━━ The data ━━
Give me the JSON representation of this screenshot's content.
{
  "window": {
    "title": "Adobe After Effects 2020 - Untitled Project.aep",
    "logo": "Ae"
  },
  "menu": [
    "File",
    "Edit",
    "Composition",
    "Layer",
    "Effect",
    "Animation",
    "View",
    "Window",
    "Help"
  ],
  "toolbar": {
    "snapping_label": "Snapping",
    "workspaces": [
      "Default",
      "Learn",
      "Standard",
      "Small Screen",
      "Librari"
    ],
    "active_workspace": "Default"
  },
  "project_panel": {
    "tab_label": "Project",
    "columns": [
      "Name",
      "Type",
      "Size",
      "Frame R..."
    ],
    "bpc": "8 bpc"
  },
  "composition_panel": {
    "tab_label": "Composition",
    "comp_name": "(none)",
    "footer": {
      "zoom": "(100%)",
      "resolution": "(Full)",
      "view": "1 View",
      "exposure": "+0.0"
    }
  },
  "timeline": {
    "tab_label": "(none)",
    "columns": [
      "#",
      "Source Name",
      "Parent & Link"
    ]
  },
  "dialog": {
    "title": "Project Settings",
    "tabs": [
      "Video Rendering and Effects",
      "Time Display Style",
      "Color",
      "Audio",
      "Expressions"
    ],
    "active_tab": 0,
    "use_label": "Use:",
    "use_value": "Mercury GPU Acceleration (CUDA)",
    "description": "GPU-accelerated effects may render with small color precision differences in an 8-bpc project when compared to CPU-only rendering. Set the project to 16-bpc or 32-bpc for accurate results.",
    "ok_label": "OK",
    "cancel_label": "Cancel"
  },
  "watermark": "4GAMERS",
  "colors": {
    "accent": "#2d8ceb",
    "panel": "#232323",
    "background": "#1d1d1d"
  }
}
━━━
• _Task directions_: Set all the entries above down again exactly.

• _Task result_:
Give me the JSON representation of this screenshot's content.
{
  "window": {
    "title": "Adobe After Effects 2020 - Untitled Project.aep",
    "logo": "Ae"
  },
  "menu": [
    "File",
    "Edit",
    "Composition",
    "Layer",
    "Effect",
    "Animation",
    "View",
    "Window",
    "Help"
  ],
  "toolbar": {
    "snapping_label": "Snapping",
    "workspaces": [
      "Default",
      "Learn",
      "Standard",
      "Small Screen",
      "Librari"
    ],
    "active_workspace": "Default"
  },
  "project_panel": {
    "tab_label": "Project",
    "columns": [
      "Name",
      "Type",
      "Size",
      "Frame R..."
    ],
    "bpc": "8 bpc"
  },
  "composition_panel": {
    "tab_label": "Composition",
    "comp_name": "(none)",
    "footer": {
      "zoom": "(100%)",
      "resolution": "(Full)",
      "view": "1 View",
      "exposure": "+0.0"
    }
  },
  "timeline": {
    "tab_label": "(none)",
    "columns": [
      "#",
      "Source Name",
      "Parent & Link"
    ]
  },
  "dialog": {
    "title": "Project Settings",
    "tabs": [
      "Video Rendering and Effects",
      "Time Display Style",
      "Color",
      "Audio",
      "Expressions"
    ],
    "active_tab": 0,
    "use_label": "Use:",
    "use_value": "Mercury GPU Acceleration (CUDA)",
    "description": "GPU-accelerated effects may render with small color precision differences in an 8-bpc project when compared to CPU-only rendering. Set the project to 16-bpc or 32-bpc for accurate results.",
    "ok_label": "OK",
    "cancel_label": "Cancel"
  },
  "watermark": "4GAMERS",
  "colors": {
    "accent": "#2d8ceb",
    "panel": "#232323",
    "background": "#1d1d1d"
  }
}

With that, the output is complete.